While it may be possible to put a large purchase on one of your existing credit cards, an even better bet could be to apply for a new one and put it on there. Many credit cards offer sign-up bonuses that allow you to score extra points or cash back for meeting a certain spending requirement within a few months of opening your account.
Say you qualify for an offer that gives you a $300 sign-up bonus for spending $3,000 within three months of opening a new credit card. If you normally only spend $800 a month on your credit cards, you may have a difficult time meeting that requirement. But if you’re planning to make a $1,500 furniture purchase, suddenly, that offer makes sense to go after.
2. Is there a revolving rewards category that’ll pay you more?
Some credit cards offer bonus rewards or cash back in revolving categories. It pays to see what those are when making a big purchase.
Say you’re planning to update your wardrobe to go back to work, so you’ll be spending $400 at your favorite department store. If one of your credit cards is offering 5% cash back instead of its usual 1% on department store purchases that quarter, that’s a good card to use.
3. Are there added perks for using a specific card?
It’s not just bonus points or cash back you should look at when deciding which card to use for a large purchase. You should also pay attention to some of the peripheral benefits you might enjoy.
If your large purchase is a flight, for example, then it could pay to put that charge on a travel rewards credit card.
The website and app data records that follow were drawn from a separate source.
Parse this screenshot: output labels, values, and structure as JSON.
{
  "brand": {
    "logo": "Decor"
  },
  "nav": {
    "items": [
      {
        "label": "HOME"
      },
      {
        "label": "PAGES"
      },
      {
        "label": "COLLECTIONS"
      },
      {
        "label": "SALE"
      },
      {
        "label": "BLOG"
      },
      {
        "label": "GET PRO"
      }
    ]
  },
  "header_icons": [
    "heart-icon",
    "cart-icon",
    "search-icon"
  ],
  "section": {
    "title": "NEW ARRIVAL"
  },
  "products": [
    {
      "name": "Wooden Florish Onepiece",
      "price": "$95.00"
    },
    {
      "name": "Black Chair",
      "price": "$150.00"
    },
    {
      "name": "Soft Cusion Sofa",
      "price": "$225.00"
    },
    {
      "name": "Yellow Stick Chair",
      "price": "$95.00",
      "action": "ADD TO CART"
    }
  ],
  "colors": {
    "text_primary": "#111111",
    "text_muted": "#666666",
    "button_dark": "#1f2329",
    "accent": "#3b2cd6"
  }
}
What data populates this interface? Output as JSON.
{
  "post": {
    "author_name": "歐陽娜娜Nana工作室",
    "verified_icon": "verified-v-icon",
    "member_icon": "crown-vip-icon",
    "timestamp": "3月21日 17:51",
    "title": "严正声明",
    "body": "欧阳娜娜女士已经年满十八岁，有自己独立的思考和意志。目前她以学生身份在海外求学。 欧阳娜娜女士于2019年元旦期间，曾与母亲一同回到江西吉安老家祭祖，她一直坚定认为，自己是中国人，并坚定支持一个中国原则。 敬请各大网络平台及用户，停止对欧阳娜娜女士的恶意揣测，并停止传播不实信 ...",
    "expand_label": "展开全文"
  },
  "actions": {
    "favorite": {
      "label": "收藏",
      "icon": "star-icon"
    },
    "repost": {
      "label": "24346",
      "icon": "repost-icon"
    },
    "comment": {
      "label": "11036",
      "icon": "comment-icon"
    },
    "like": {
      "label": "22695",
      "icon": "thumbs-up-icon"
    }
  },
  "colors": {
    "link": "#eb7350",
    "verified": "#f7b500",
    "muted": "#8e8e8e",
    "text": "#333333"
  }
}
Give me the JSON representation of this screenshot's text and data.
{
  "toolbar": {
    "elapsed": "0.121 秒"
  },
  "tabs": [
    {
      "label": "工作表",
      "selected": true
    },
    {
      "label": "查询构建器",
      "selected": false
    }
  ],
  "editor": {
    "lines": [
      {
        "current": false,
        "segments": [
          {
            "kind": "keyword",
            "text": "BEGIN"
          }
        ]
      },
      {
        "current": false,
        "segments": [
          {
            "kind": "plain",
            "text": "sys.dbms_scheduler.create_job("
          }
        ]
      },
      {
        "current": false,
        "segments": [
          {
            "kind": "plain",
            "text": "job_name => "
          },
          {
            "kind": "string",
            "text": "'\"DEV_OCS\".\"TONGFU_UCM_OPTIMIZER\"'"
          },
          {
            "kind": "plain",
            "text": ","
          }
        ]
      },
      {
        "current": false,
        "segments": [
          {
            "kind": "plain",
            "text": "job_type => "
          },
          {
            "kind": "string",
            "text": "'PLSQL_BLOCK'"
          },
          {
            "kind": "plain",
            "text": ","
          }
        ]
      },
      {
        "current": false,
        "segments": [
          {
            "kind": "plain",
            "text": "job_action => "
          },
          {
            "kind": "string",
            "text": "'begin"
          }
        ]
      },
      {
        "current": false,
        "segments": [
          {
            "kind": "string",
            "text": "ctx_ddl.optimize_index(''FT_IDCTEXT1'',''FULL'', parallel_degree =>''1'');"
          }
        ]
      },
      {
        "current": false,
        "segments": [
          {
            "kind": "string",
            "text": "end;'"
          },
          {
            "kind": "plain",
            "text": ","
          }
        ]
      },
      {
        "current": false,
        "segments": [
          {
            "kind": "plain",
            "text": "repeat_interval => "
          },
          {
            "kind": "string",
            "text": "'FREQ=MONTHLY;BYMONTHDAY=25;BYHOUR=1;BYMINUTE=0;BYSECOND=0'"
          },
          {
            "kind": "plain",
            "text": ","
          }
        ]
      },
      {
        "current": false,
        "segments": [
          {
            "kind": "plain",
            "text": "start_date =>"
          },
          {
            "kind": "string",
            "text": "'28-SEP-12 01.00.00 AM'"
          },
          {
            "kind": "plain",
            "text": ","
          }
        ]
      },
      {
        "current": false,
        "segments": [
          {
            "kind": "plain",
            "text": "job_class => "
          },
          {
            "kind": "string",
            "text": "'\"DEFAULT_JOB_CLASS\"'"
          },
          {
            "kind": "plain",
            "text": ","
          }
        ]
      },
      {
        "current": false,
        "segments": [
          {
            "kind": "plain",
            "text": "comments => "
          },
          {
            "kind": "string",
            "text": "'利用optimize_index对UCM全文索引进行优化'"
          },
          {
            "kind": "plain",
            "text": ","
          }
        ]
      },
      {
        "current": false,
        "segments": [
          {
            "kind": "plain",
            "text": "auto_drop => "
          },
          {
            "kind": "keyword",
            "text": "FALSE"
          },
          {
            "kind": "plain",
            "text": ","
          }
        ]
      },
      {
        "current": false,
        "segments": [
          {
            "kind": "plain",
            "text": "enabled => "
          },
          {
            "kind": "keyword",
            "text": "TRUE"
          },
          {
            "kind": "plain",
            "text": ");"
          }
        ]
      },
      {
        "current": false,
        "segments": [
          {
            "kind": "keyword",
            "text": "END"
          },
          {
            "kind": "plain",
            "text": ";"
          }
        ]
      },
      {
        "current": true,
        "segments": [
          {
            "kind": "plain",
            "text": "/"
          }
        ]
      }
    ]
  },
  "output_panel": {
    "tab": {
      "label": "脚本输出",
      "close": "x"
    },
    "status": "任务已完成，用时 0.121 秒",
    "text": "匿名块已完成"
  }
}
Using one of these cards may render you eligible for perks like free checked bags and discounts on in-flight purchases. You may also get more built-in protection when you book flights on a travel rewards card in case something goes wrong, like a flight delay. Though, to be clear, that coverage won’t necessarily be able to take the place of actual trip insurance. You may still want to purchase a separate policy for maximum protection.
Chances are, you only make large purchases from time to time. It pays to be strategic about the credit card you use. Running through these questions could help you land on the right choice — and receive the most benefit.